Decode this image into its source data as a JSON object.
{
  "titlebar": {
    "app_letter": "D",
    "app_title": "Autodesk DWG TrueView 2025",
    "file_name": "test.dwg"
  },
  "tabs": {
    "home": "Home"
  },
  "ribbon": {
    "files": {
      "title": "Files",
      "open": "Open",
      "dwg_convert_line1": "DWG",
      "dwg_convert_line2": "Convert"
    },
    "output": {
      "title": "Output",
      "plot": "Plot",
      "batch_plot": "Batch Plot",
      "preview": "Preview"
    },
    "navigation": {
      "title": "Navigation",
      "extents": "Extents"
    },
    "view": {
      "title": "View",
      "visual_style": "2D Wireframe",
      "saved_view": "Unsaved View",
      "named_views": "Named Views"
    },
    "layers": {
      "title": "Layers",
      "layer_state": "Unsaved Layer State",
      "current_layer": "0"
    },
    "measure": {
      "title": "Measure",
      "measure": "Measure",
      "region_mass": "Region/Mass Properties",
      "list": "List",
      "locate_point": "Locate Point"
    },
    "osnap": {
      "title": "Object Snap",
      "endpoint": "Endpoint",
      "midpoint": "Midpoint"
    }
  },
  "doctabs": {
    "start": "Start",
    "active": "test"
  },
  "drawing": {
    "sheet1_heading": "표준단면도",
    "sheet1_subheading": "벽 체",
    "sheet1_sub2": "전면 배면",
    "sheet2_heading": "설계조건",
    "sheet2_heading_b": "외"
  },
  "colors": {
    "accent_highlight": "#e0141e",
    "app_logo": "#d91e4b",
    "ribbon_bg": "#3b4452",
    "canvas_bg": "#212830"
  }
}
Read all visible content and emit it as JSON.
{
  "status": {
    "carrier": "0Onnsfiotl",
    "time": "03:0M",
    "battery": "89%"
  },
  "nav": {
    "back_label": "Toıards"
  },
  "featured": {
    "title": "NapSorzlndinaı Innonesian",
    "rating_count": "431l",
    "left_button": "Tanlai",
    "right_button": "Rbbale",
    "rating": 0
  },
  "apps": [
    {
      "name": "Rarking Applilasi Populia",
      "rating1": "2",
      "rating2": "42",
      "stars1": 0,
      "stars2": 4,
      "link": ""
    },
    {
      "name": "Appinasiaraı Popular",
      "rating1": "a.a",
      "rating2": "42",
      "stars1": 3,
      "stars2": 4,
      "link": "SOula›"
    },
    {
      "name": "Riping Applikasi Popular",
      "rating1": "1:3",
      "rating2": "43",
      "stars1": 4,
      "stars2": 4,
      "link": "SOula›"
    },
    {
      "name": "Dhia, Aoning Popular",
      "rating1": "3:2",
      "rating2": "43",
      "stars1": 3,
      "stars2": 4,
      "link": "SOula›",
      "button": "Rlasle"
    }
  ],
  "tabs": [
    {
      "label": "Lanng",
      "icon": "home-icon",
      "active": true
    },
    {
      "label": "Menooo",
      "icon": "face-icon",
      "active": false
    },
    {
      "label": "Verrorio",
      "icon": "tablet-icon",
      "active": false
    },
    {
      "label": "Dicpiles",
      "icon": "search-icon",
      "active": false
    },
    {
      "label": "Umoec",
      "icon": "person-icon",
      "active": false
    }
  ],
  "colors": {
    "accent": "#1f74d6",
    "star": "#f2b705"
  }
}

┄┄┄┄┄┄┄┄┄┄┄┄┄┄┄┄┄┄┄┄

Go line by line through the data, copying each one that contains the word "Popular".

      "name": "Appinasiaraı Popular",
      "name": "Riping Applikasi Popular",
      "name": "Dhia, Aoning Popular",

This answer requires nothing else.